◆ Task to complete
Give back the records in their entirety, exactly.

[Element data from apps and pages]
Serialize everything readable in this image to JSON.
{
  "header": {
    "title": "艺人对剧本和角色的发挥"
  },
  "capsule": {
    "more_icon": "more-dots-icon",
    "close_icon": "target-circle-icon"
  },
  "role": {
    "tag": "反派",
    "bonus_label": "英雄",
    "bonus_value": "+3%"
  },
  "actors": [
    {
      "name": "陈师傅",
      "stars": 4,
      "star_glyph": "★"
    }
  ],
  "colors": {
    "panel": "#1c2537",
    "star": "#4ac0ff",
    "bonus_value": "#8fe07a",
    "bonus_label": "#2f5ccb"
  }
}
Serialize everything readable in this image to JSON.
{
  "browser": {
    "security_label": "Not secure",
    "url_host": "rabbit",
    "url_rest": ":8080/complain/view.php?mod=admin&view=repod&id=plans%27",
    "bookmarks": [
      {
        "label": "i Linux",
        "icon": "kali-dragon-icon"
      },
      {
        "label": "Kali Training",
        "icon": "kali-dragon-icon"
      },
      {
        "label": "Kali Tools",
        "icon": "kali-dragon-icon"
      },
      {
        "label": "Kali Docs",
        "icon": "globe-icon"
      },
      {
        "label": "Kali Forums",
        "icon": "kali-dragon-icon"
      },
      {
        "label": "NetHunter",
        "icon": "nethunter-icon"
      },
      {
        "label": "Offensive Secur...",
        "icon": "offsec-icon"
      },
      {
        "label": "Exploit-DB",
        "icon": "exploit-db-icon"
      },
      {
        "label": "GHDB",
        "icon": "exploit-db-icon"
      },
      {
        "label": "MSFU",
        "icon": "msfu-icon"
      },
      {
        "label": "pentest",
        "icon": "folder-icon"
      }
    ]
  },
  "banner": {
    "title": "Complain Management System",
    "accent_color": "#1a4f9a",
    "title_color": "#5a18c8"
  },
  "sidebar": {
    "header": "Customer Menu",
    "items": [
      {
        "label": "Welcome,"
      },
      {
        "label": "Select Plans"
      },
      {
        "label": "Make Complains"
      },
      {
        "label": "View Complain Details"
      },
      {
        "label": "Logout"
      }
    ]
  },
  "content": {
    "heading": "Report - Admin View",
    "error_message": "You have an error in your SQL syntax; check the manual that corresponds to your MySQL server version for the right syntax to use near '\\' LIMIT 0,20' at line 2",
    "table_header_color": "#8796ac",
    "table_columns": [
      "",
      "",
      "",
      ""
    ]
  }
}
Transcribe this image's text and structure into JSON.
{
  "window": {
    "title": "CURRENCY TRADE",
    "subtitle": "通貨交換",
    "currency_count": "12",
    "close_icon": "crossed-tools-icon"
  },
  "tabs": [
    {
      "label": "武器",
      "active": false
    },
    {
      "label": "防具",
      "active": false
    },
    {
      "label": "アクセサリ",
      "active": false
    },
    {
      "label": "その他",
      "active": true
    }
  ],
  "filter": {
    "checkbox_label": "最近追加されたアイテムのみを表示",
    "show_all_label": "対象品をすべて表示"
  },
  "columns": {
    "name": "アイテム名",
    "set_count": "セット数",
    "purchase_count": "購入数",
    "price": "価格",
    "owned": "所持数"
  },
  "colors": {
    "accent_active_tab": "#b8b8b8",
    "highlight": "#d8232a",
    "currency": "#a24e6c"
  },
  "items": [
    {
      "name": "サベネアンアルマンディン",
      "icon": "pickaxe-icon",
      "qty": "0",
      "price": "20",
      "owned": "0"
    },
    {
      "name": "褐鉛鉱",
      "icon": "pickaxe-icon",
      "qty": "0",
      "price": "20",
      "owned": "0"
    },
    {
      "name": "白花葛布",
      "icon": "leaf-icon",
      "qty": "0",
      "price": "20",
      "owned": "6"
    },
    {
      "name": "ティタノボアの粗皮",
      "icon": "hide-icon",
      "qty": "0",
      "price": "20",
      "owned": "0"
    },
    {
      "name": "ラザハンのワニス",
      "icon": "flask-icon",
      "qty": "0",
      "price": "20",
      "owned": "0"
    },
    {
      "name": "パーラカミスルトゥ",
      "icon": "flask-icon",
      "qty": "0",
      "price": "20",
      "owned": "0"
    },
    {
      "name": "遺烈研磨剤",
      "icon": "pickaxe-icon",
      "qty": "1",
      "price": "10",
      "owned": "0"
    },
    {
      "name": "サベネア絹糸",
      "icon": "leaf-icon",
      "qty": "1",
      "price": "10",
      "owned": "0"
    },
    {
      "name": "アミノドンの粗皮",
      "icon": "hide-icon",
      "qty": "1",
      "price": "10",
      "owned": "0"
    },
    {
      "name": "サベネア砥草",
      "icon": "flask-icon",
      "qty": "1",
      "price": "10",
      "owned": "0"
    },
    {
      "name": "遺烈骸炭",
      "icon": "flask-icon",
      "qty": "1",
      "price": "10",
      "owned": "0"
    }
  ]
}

◆ Finished exercise
Serialize everything readable in this image to JSON.
{
  "header": {
    "title": "艺人对剧本和角色的发挥"
  },
  "capsule": {
    "more_icon": "more-dots-icon",
    "close_icon": "target-circle-icon"
  },
  "role": {
    "tag": "反派",
    "bonus_label": "英雄",
    "bonus_value": "+3%"
  },
  "actors": [
    {
      "name": "陈师傅",
      "stars": 4,
      "star_glyph": "★"
    }
  ],
  "colors": {
    "panel": "#1c2537",
    "star": "#4ac0ff",
    "bonus_value": "#8fe07a",
    "bonus_label": "#2f5ccb"
  }
}
Serialize everything readable in this image to JSON.
{
  "browser": {
    "security_label": "Not secure",
    "url_host": "rabbit",
    "url_rest": ":8080/complain/view.php?mod=admin&view=repod&id=plans%27",
    "bookmarks": [
      {
        "label": "i Linux",
        "icon": "kali-dragon-icon"
      },
      {
        "label": "Kali Training",
        "icon": "kali-dragon-icon"
      },
      {
        "label": "Kali Tools",
        "icon": "kali-dragon-icon"
      },
      {
        "label": "Kali Docs",
        "icon": "globe-icon"
      },
      {
        "label": "Kali Forums",
        "icon": "kali-dragon-icon"
      },
      {
        "label": "NetHunter",
        "icon": "nethunter-icon"
      },
      {
        "label": "Offensive Secur...",
        "icon": "offsec-icon"
      },
      {
        "label": "Exploit-DB",
        "icon": "exploit-db-icon"
      },
      {
        "label": "GHDB",
        "icon": "exploit-db-icon"
      },
      {
        "label": "MSFU",
        "icon": "msfu-icon"
      },
      {
        "label": "pentest",
        "icon": "folder-icon"
      }
    ]
  },
  "banner": {
    "title": "Complain Management System",
    "accent_color": "#1a4f9a",
    "title_color": "#5a18c8"
  },
  "sidebar": {
    "header": "Customer Menu",
    "items": [
      {
        "label": "Welcome,"
      },
      {
        "label": "Select Plans"
      },
      {
        "label": "Make Complains"
      },
      {
        "label": "View Complain Details"
      },
      {
        "label": "Logout"
      }
    ]
  },
  "content": {
    "heading": "Report - Admin View",
    "error_message": "You have an error in your SQL syntax; check the manual that corresponds to your MySQL server version for the right syntax to use near '\\' LIMIT 0,20' at line 2",
    "table_header_color": "#8796ac",
    "table_columns": [
      "",
      "",
      "",
      ""
    ]
  }
}
Transcribe this image's text and structure into JSON.
{
  "window": {
    "title": "CURRENCY TRADE",
    "subtitle": "通貨交換",
    "currency_count": "12",
    "close_icon": "crossed-tools-icon"
  },
  "tabs": [
    {
      "label": "武器",
      "active": false
    },
    {
      "label": "防具",
      "active": false
    },
    {
      "label": "アクセサリ",
      "active": false
    },
    {
      "label": "その他",
      "active": true
    }
  ],
  "filter": {
    "checkbox_label": "最近追加されたアイテムのみを表示",
    "show_all_label": "対象品をすべて表示"
  },
  "columns": {
    "name": "アイテム名",
    "set_count": "セット数",
    "purchase_count": "購入数",
    "price": "価格",
    "owned": "所持数"
  },
  "colors": {
    "accent_active_tab": "#b8b8b8",
    "highlight": "#d8232a",
    "currency": "#a24e6c"
  },
  "items": [
    {
      "name": "サベネアンアルマンディン",
      "icon": "pickaxe-icon",
      "qty": "0",
      "price": "20",
      "owned": "0"
    },
    {
      "name": "褐鉛鉱",
      "icon": "pickaxe-icon",
      "qty": "0",
      "price": "20",
      "owned": "0"
    },
    {
      "name": "白花葛布",
      "icon": "leaf-icon",
      "qty": "0",
      "price": "20",
      "owned": "6"
    },
    {
      "name": "ティタノボアの粗皮",
      "icon": "hide-icon",
      "qty": "0",
      "price": "20",
      "owned": "0"
    },
    {
      "name": "ラザハンのワニス",
      "icon": "flask-icon",
      "qty": "0",
      "price": "20",
      "owned": "0"
    },
    {
      "name": "パーラカミスルトゥ",
      "icon": "flask-icon",
      "qty": "0",
      "price": "20",
      "owned": "0"
    },
    {
      "name": "遺烈研磨剤",
      "icon": "pickaxe-icon",
      "qty": "1",
      "price": "10",
      "owned": "0"
    },
    {
      "name": "サベネア絹糸",
      "icon": "leaf-icon",
      "qty": "1",
      "price": "10",
      "owned": "0"
    },
    {
      "name": "アミノドンの粗皮",
      "icon": "hide-icon",
      "qty": "1",
      "price": "10",
      "owned": "0"
    },
    {
      "name": "サベネア砥草",
      "icon": "flask-icon",
      "qty": "1",
      "price": "10",
      "owned": "0"
    },
    {
      "name": "遺烈骸炭",
      "icon": "flask-icon",
      "qty": "1",
      "price": "10",
      "owned": "0"
    }
  ]
}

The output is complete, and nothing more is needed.